Many of the women profiled in this book recount a Louisiana that was very different from today. They recall a cleaner environment where you could eat crawfish collected from ditches without worrying about industrial pollution. They didn't have to concern themselves with alarm evacuation bells from nearby chemical plants. And they didn't have to wonder if their families were at risk from unusual diseases or cancers.
The onset of the industrialization of Louisiana seems sudden in their memories. Many of the women were housewives who became activists after they discovered a nearby environmental threat to their families and their homes. Many of them did not consider themselves as environmentalists and most of them would never have gotten involved if they did not recognize the clear and present danger to their children. However, once they started, these women worked hard to right the environmental wrongs.
Yet as we see in the narratives, not all people are exposed to environmental risks in the same way. Chemical plants and dumps in Louisiana were disproportionately located in poor communities of color (this is very distressingly detailed in the book, Deceit and Denial: The Deadly Politics of Environmental Pollution by Gerald Markowitz and David Rosner ). Many of the most vulnerable populations in the state were most impacted by the high-tech pollutants that the least vulnerable created. Within this unequal system, several women, both black and white, rose up to fight the inequality.
Within this context another important theme emerges in the book--that of cooperation. Many of the women relied on each other for support. They helped each other in their environmental activism and with familial duties. This cooperation inadvertently helped to share the risk that lone activists take in challenging the status quo. By working together, the women were a harder target for those seeking to diminish the reputation of an individual. While industry tried to discredit some of these women, by working together, they were able to shield most of the individual harm. Given the efforts of some to label Rachel Carson an "hysterical woman" in the early 1960's, these women were wise to band together.
But even within this cooperative spirit, there was real danger in taking on the polluting industries that provided jobs in their communities. Some of these women were physically and economically threatened. Some moved away from their communities. Some left activism and focused instead on their jobs or families.
At the end of the day, however, these women made tremendous contributions to eliminating and reducing some of the worst pollution problems in the United States and we are all better for their efforts.
While it might be easy to remain negative about the state of the environment in Louisiana, particularly after the Deepwater Horizon Oil Spill, the book gives great hope. There are many woman who daily put great effort into improving Louisiana for future generations.
While some of the oral interviews in the book seem repetitive--many of the women have similar backgrounds and entered activism as a result of a local problem in their community--the repetition does bring home some of the points outlined above. The steady voices of these women tell a constant story. They were fighting for their families. They were fighting for their communities. They were fighting for future generations.

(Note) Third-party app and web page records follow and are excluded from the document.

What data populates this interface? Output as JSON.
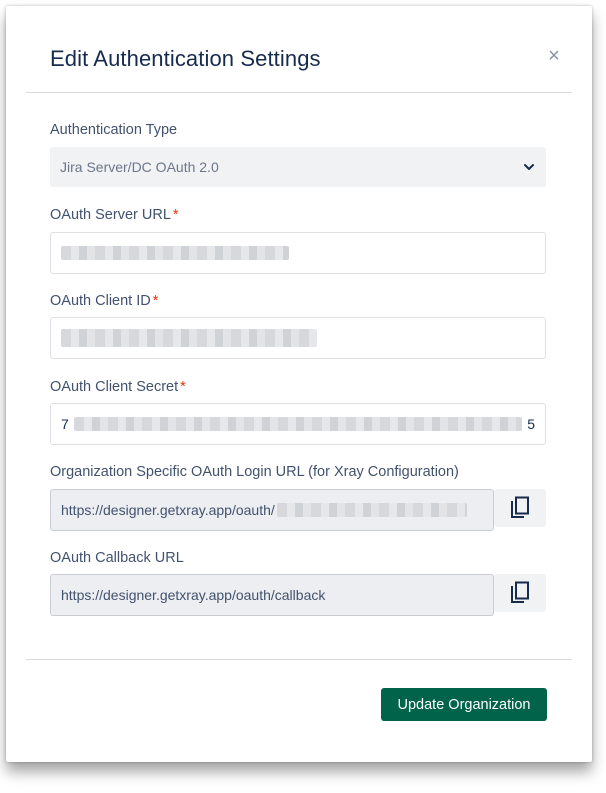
{
  "dialog": {
    "title": "Edit Authentication Settings",
    "close_glyph": "×"
  },
  "fields": {
    "auth_type": {
      "label": "Authentication Type",
      "value": "Jira Server/DC OAuth 2.0"
    },
    "server_url": {
      "label": "OAuth Server URL",
      "required_mark": "*"
    },
    "client_id": {
      "label": "OAuth Client ID",
      "required_mark": "*"
    },
    "client_secret": {
      "label": "OAuth Client Secret",
      "required_mark": "*",
      "value_start": "7",
      "value_end": "5"
    },
    "login_url": {
      "label": "Organization Specific OAuth Login URL (for Xray Configuration)",
      "value": "https://designer.getxray.app/oauth/"
    },
    "callback_url": {
      "label": "OAuth Callback URL",
      "value": "https://designer.getxray.app/oauth/callback"
    }
  },
  "footer": {
    "submit_label": "Update Organization"
  },
  "icons": {
    "close": "close-icon",
    "chevron": "chevron-down-icon",
    "copy": "copy-icon"
  },
  "colors": {
    "primary": "#00634a",
    "required": "#de350b",
    "title": "#172b4d"
  }
}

Back on my trip across the United States, I was able to convince the hotel clerk to move me out of my oil infused room. These women were not able to so easily switch their proverbial rooms by moving outside of Louisiana. In fact, these women fought so hard because they love their state and its natural environment.
In many ways, this book is composed of dozens of powerful personal memoirs that inspire us to continue the good fight. The women accomplished great things by taking on governors, local politicians, scientists, and industrial leaders. This book not only records an important time in Louisiana history, but also inspires us all to do more.